Fotograf Magazine

35 Branches (From Vít Soukup’s Photo Archive)

16 August – 13 September 2013

 The Fotograf Gallery prepared an exhibition called, 35 větví (35 Branches) with the sub-title, From Vít Soukup’s Photo Archive for this season. This prematurely deceased artist (1971–2007) gained attention many times in previous years – his most extensive exhibition so far, Všechno co bylo (All There Was), took place this past spring at the Divus Gallery. This comprehensive retrospective of Vít Soukup’s works is still waiting for its moment. One could rank this artist in the category of painter; however, the list of media that he worked with is not, in this case, defining for the comprehension of his art. Rather it is important to note how and what he worked with, in what ways he was able to combine or mythologize what we see.
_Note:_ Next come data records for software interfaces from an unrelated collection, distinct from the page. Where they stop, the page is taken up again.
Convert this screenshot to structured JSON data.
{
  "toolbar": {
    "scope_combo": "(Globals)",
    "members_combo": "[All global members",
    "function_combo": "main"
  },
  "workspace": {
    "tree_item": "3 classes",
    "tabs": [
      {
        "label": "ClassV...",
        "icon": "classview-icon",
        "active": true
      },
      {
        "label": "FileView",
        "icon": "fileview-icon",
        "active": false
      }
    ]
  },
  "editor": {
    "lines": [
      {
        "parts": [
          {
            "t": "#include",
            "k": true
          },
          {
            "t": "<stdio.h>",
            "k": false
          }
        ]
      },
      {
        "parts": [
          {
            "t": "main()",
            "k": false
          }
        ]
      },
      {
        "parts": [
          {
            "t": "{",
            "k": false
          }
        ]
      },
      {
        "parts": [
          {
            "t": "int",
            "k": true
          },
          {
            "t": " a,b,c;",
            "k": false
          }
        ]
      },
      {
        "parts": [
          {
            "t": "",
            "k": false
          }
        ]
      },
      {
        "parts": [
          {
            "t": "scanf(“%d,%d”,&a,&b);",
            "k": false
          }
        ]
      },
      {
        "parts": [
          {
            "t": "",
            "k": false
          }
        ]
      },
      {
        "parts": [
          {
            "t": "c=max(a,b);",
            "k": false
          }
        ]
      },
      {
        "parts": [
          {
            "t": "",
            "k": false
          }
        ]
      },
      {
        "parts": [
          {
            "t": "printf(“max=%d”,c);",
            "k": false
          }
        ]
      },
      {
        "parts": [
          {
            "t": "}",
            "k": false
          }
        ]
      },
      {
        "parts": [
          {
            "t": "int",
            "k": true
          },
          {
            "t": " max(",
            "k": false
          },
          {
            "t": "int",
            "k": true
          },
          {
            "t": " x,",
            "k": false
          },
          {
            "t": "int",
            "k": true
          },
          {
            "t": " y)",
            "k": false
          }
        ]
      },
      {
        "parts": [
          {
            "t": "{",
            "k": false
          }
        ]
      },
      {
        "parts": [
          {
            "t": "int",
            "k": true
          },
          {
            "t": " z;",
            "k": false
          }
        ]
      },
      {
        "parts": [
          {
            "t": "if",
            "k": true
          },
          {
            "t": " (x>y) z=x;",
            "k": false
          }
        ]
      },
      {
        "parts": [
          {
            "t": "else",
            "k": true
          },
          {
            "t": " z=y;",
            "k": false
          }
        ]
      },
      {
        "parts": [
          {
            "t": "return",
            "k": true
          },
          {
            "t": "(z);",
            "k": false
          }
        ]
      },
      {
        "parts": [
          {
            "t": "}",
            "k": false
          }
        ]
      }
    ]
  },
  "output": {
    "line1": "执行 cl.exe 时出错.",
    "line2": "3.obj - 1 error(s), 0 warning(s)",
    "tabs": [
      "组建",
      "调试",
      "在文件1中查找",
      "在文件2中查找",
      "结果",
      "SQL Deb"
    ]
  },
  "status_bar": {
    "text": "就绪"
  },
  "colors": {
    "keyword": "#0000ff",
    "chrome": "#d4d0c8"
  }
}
The exhibition at the Fotograf Gallery was “the first attempt at presenting a specific fraction of the material” from the archive that was found by publisher Ivan Mečl at the artist’s summer residence. Indeed it’s a fraction of work through which one can follow the traces of merging banality with nobility; two important yet paradoxically combinable opposing forces for the artist. Curator, Jiří Ptáček, chose 35 photo-clippings for the Prague gallery. They come from newspapers dating back to the early 1990s. These clippings became (or were meant to become) templates for Vít Soukup’s paintings. According to Jiří Ptáček this exhibition shows the artist’s “extraordinary ability to cut through the mess of mass media.” It also became “an excursion into the photojournalism of the first half of the 1990s.” The presentation of this testimony to the everyday reality of that era was singularly expressed – indeed 35 branches do lean against the gallery’s white walls; photographs from newspapers are held up on them by thumb-tacks with coloured heads. The banality, the transience of the past, was exhibited in a somewhat grotesque way for a gallery environment. However, despite this, it has a sensitive, emphatic nobility and message that this archived inheritance brings forward to the present day. 

Tereza Špinková